It’s already been noted how the decision for a pureplay retailer to hire an executive from a purely bricks and mortar brand defies normal convention. Yet when you scratch beneath the surface, there are compelling arguments why the move could be a masterstroke by founders and current co-chief executives Mahmud Kamani and Carol Kane.
Kamani and Kane clearly feel they already have sufficient technological know-how within the business to keep Boohoo ahead of the digital curve. They have calculated that the operational expertise Lyttle brings will more than compensate for any lack of online experience, while his background in growing a bricks-and-mortar business both at home and abroad gives them instant access to a wealth of knowledge as they look to grow internationally and should they choose to follow the likes of Boden and develop a physical presence at some point in the future.
What interests me, in particular, is the relationship dynamic. Retail history is littered with examples of outstanding leaders who struggled to work in partnership with a founder or founding family member (look at John Browett’s brief tenures at both Monsoon and Dunelm for two cases in point).
Managing the change involved in an outsider coming in to run a business built by entrepreneurs is notoriously difficult. Personality clashes and differences over the strategic direction of the business can all too frequently result in a terminal breakdown in relations.
The positive for Lyttle is that he already has a personal relationship with Kamani and Kane who he has known for a number of years. This will clearly be of benefit.

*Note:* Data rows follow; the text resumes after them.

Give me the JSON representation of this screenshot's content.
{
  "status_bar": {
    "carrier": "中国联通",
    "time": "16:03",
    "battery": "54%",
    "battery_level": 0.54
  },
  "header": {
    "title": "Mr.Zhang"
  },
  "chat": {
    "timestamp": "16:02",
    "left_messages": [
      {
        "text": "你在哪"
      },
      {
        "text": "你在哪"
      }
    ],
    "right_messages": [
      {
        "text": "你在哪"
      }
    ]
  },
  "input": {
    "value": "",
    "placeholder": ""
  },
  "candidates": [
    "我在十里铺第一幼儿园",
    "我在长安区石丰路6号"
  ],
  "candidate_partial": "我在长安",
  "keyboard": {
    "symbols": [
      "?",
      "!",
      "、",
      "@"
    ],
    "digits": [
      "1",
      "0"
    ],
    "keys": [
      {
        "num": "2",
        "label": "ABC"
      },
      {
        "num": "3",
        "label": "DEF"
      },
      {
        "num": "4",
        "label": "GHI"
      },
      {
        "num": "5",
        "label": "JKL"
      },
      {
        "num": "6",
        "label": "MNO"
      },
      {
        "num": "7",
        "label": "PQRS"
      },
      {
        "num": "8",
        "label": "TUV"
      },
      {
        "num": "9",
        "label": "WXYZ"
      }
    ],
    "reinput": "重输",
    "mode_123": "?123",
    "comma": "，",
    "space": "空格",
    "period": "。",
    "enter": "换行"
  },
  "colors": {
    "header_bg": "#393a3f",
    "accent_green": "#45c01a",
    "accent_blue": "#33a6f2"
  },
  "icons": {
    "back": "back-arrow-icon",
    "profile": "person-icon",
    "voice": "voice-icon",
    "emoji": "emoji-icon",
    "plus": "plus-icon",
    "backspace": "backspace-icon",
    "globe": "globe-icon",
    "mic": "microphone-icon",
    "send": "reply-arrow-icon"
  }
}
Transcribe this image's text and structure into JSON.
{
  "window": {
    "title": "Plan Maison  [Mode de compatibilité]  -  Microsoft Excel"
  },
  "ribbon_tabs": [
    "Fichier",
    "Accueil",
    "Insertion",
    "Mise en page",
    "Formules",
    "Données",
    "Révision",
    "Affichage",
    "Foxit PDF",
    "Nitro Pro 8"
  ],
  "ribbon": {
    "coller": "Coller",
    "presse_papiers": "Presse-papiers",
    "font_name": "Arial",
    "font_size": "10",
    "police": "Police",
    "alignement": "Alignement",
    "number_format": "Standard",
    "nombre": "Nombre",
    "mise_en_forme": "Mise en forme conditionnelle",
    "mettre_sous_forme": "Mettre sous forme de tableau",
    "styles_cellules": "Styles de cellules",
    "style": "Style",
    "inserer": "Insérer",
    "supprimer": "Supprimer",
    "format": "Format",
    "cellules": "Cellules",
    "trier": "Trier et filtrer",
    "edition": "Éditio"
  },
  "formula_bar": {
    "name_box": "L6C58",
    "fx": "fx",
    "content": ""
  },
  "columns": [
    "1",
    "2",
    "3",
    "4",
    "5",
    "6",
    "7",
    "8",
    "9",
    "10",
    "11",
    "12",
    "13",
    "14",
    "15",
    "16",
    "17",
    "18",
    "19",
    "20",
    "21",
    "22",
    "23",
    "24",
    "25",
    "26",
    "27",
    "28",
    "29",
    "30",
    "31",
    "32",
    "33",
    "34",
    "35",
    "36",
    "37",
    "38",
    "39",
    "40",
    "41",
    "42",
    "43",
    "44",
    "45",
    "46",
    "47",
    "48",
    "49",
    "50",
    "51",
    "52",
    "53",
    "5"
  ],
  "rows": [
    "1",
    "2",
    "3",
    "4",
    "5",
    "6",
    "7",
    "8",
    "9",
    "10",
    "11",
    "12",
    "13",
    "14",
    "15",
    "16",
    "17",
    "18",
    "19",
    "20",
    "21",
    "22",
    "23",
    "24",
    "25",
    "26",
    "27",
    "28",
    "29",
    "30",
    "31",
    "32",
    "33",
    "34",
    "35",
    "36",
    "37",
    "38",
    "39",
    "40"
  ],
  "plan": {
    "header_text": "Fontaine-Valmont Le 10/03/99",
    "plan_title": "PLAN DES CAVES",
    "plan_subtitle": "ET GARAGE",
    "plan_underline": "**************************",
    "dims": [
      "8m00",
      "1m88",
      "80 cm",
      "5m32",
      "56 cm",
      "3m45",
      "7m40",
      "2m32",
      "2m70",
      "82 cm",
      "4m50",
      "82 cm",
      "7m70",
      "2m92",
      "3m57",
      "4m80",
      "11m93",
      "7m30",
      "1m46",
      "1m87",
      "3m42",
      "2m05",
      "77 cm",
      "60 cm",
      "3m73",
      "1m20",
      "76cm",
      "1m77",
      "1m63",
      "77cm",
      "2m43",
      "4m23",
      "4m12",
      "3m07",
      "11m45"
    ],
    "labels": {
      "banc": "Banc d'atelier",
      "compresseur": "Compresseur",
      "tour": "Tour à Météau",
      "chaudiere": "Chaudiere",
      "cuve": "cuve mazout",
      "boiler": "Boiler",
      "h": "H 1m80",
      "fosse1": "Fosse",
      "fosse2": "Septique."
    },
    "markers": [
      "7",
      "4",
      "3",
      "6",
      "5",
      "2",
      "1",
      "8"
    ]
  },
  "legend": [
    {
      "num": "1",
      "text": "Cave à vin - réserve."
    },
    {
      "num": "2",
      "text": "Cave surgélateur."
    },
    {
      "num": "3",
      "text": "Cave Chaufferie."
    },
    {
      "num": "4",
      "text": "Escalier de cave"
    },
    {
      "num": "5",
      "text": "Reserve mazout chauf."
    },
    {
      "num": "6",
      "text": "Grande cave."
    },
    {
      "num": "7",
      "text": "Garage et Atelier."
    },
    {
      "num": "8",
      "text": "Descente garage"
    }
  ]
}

They will know each other’s personalities and what makes the other tick, albeit working side-by-side to lead a multibillion-pound business changes the friendship dynamic significantly.
Lyttle now has a six month period to develop a forensic knowledge of the Boohoo business before his starting date in March. During that period, Primark will still want full value from him and I fully expect them to get it. Senior executives, particularly those that have been with a business for a long time, generally want to be seen as a good leader and will often double down on efforts to ensure their successor doesn’t inherit the kind of mess that could damage the previous incumbent’s own reputation.

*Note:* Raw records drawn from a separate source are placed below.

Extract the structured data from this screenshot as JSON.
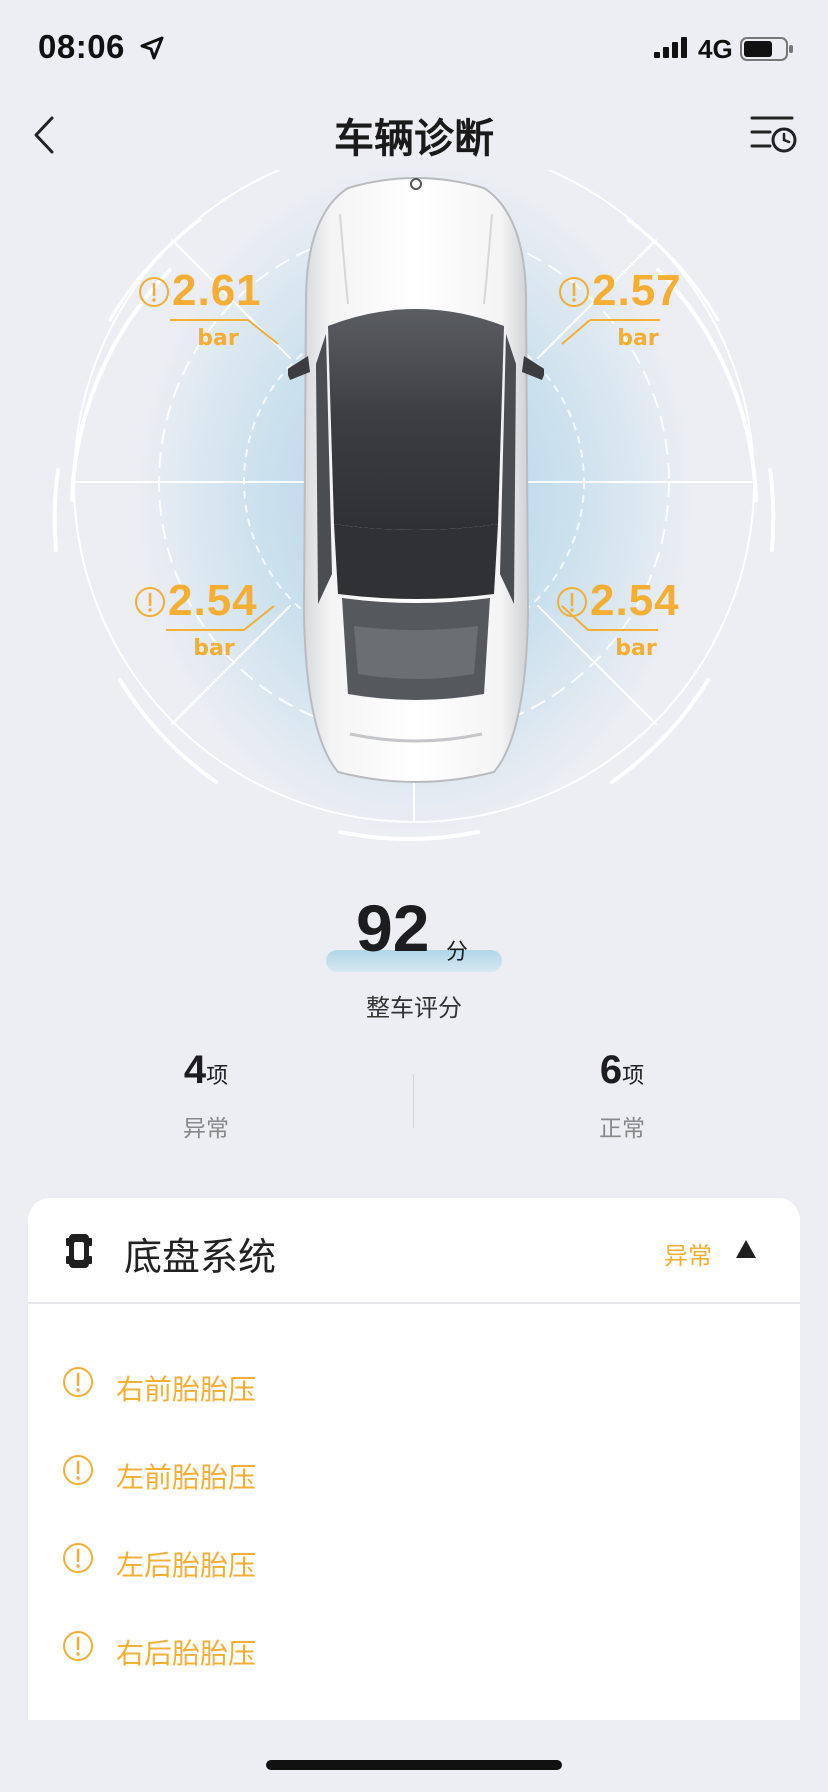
{
  "status_bar": {
    "time": "08:06",
    "network": "4G",
    "icons": [
      "location-arrow-icon",
      "signal-icon",
      "battery-icon"
    ]
  },
  "header": {
    "title": "车辆诊断",
    "icons": [
      "back-chevron-icon",
      "history-list-icon"
    ]
  },
  "tires": {
    "front_left": {
      "value": "2.61",
      "unit": "bar"
    },
    "front_right": {
      "value": "2.57",
      "unit": "bar"
    },
    "rear_left": {
      "value": "2.54",
      "unit": "bar"
    },
    "rear_right": {
      "value": "2.54",
      "unit": "bar"
    }
  },
  "score": {
    "value": "92",
    "unit": "分",
    "label": "整车评分"
  },
  "stats": {
    "abnormal": {
      "count": "4",
      "unit": "项",
      "label": "异常"
    },
    "normal": {
      "count": "6",
      "unit": "项",
      "label": "正常"
    }
  },
  "section": {
    "title": "底盘系统",
    "status": "异常",
    "icon": "chassis-icon",
    "items": [
      {
        "label": "右前胎胎压"
      },
      {
        "label": "左前胎胎压"
      },
      {
        "label": "左后胎胎压"
      },
      {
        "label": "右后胎胎压"
      }
    ]
  },
  "colors": {
    "accent_warning": "#f3ae33",
    "background": "#eceef3",
    "card": "#ffffff",
    "glow": "#a8d4ea"
  }
}
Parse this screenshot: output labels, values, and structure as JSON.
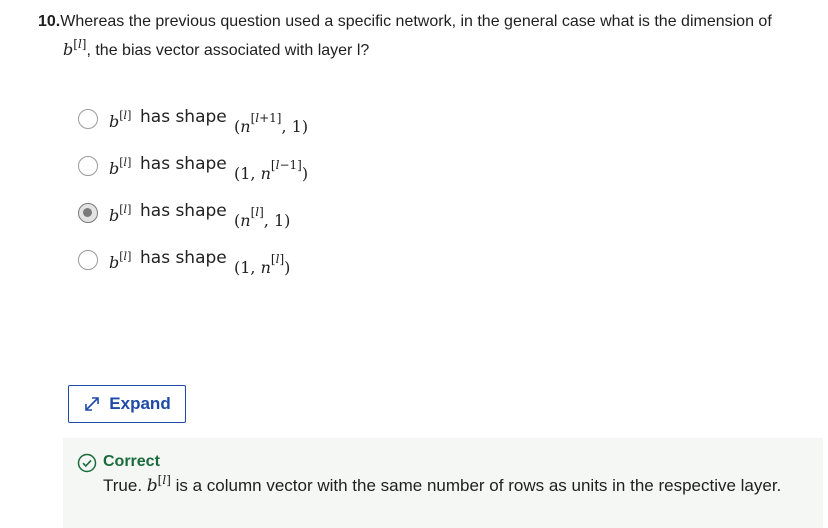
{
  "question": {
    "number": "10.",
    "text_line1": "Whereas the previous question used a specific network, in the general case what is the dimension of",
    "text_line2_suffix": ", the bias vector associated with layer l?"
  },
  "options": [
    {
      "label": "has shape",
      "shape": "(n^[l+1], 1)",
      "selected": false
    },
    {
      "label": "has shape",
      "shape": "(1, n^[l−1])",
      "selected": false
    },
    {
      "label": "has shape",
      "shape": "(n^[l], 1)",
      "selected": true
    },
    {
      "label": "has shape",
      "shape": "(1, n^[l])",
      "selected": false
    }
  ],
  "expand": {
    "label": "Expand"
  },
  "feedback": {
    "status": "Correct",
    "text_prefix": "True.",
    "text_suffix": "is a column vector with the same number of rows as units in the respective layer."
  },
  "colors": {
    "accent": "#1f4aa8",
    "correct": "#1a6b3c",
    "feedback_bg": "#f5f7f5"
  }
}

The way in which Lyttle handles the move will provide a fascinating case study in a retail executives leadership transition from a bricks to a clicks environment that, if successful, could see other businesses follow Boohoo’s bold example.